We plugged our camper in last night for the first time at Long Jetti... this is good to do because the fridge runs on batteries that recharge better when plugged in and the microwave, toaster, etc don't work unless you're plugged in. The campground was nice, it was along an inlet of water. The next day we got a late start and then went to the ranger station / info center at a small, quaint town called Hawks Nest. Once again we asked about swimming and were told that the sharks will eat you! The ranger said he saw a shark the day before-- a white. Then We set out for Myall Natinal Park on the coast. The forest was beautiful, but the roads are different from our park roads. They are very narrow and no lines down the road. A dirt road here is called an "unsealed" road and asphalt is referred to as "tarmac". Lots of the words are different as well as many of the spellings. When you walk into a place, they usually say "how ya goin?" and "cheers" instead of thanks

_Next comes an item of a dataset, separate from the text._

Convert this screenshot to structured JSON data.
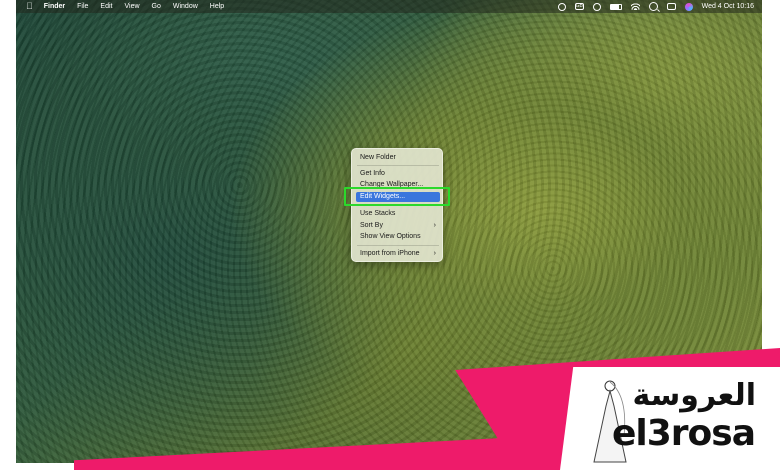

. Also instead of deer crossing signs at various points in the road, there are signs that have a picture of a koala bear or a wombat or more commonly a kangaroo and they say something like "koala 5km". A lot of the cars and nearly all of the trucks here have a special reinforced front bumber to protect the car from damage when they hit kangaroos in the road. After driving thru the forest a bit, we stopped at Dark Point, Which is a big rock peninsula surrounded by sand dunes sticking out into the bay. This place was a ceramonial place for the aboriginals. It was a feasting place and a burial ground for the last 4000 years. The coast here is lined with golden sand dunds and unique flowers and grasses. What is so amazing about dark point is the pararamic views in all directions without being able to see any signs of development along the coast. Also the tall dunes seem out of place, like a desert in the middle of a normal coastline. The boys sprinted aross the sand to the large vertical walls of a dune and slid down the hillside. After making a few other stops in the national park, we got to a part where we needed to have a one-car ferry take us across a tiny patch of lake so we could get back on the Pacific Hwy and one our way. The "ferry" apparently only runs every half hour. We pulled up to it, expecting to drive right on, and instead the captain walks up to our car and says "boat leaves every half hour, and we've just came back from a trip (gesturing to the far shore which is literally a stone's throw away), so we'll see you in about a half our"
. Then he wanders off down a trail into the bush! What does he do for a half hour? Where does he go? Who is the 'we' that he refers to, does he believe that he has an invisible crew of little deck hands following him around? Either way, the liesurely pace is certainly different from our fast paced cultue. Another guy had summed it up well when he said to us, "no hurry folks, were in Australia!" As we continued to drive through the national park we saw our first wild kangroos. We took a piture, but could only see their glowing neon eyes because the camera doesn't work well in dim light. Apparently kangroos are highly efficient because they hop and this uses only a third of the energy a similar sized mammal would use. We have been forwarned not to drive at night because kangroos often jump out in the middle of the road at night and can total your car. A bit scary, the next day we saw a dead kanaroo in the middle of the highway and they are bigger than you would think.